When a plane owned by Malaysia-based AirAsia disappeared Sunday on the way from Indonesia to Singapore, it immediately drew comparisons to other high-profile incidents involving Southeast Asian jetliners earlier this year.

Malaysia Airlines Flight 370 disappeared in March on the way to Beijing after taking off from Kuala Lumpur. The plane — and all 279 passengers and crewmembers on board — still has not been located.


In July, Malaysia Airlines Flight 17 from Amsterdam to Kuala Lumpur was downed over eastern Ukraine, killing all 298 people on board. While the cause of the crash remains unconfirmed, pro-Russia separatists in the region allegedly fired a surface-to-air missile at the civilian aircraft.

But the disappearance of AirAsia Flight QZ8501 and its 155 passengers is not the third incident involving Malaysia-based aircraft —it's actually the seventh.

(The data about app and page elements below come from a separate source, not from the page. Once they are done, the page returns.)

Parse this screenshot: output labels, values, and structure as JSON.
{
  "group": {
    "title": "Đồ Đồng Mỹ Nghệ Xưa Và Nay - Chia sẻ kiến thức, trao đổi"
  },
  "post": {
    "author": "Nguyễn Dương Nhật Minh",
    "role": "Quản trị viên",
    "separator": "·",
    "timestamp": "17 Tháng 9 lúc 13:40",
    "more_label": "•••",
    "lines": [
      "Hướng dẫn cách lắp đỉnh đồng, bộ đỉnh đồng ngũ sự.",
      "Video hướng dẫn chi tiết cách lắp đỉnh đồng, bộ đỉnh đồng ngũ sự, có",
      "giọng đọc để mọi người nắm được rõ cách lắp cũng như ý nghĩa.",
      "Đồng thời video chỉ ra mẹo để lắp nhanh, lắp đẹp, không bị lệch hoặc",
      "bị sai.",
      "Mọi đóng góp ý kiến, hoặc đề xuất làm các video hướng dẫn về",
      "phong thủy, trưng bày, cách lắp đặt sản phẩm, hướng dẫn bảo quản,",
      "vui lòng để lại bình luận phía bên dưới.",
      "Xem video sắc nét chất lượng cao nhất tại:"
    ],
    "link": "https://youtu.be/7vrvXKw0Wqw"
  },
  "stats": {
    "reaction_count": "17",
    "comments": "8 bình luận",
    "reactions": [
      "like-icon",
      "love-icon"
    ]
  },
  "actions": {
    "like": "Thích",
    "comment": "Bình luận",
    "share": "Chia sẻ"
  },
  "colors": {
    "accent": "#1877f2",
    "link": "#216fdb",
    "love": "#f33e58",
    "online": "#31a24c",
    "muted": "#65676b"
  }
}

The most notable Malaysian air tragedy before 2014 was back in 1977, when a commercial flight from Penang to Singapore was hijacked with 93 passengers on board. Thirty minutes after the plane departed Malaysia, the crew notified air traffic control about the hijackers. Gunshots were audible on the radio before the plane lost contact with ground control. The wreckage was later found in a swamp.

AirAsia Flight QZ8501 goes missing on the way from Indonesia to Singapore. Read more here.

The hijacking was linked to "terrorists" with the Japanese Red Army, a communist militant group founded in Lebanon, though the group did not claim responsibility.

A prominent Sri Lankan businessman, Philip Upali Weijewardene, was killed in a Malaysia wreck in 1983 when his private Learjet took off from Kuala Lumpur and then disappeared over the Strait of Malacca. The plane was never found.

One of Malaysia's earliest airplane disasters was in 1976, when a plane carrying eight high-ranking government officials from the Malaysian state of Sabah were killed along with the pilot and crew when their plane crashed.


Malaysians have long speculated that the plane was brought down intentionally for political reasons — a lopsided oil agreement signed a mere eight days after the crash led to a 95 percent loss in oil revenue for Sabah.

Sabah was the site of another deadly crash in 1995 when a Malaysian Airlines passenger flight crashed into a shantytown near Tawau Airport, killing 32 of the 49 passengers. According to a subsequent investigation report, the accident was likely the result of "poor in-flight decision-making" by the pilot, and a "failure to follow standard operating procedures."

Flight MH17 broke apart when hit by high-energy objects, report on Ukraine crash finds. Read more here.

Though Malaysia's touchy air safety record isn't reflective of just one airline, Malaysia Airlines, which is owned mostly by the country's federal government and is one of the more recognizable airlines flying in the country, has taken a steep financial hit after recent events.

The airline posted a $97 million loss in the second quarter of this year, following the disappearance of Flight 370, according to AFP. It was the sixth straight quarterly loss for the company, which was having financial problems before its two disasters in 2014. The company said it expected even worse financial fallout for the rest of 2014.

AirAsia, which is a low-budget operator in the same market, had been a significant competitor to Malaysia Airlines. Whether its sales will also be affected due to Sunday's disappearance remains to be seen.

Follow Colleen Curry on Twitter: @currycolleen

Photo via Flickr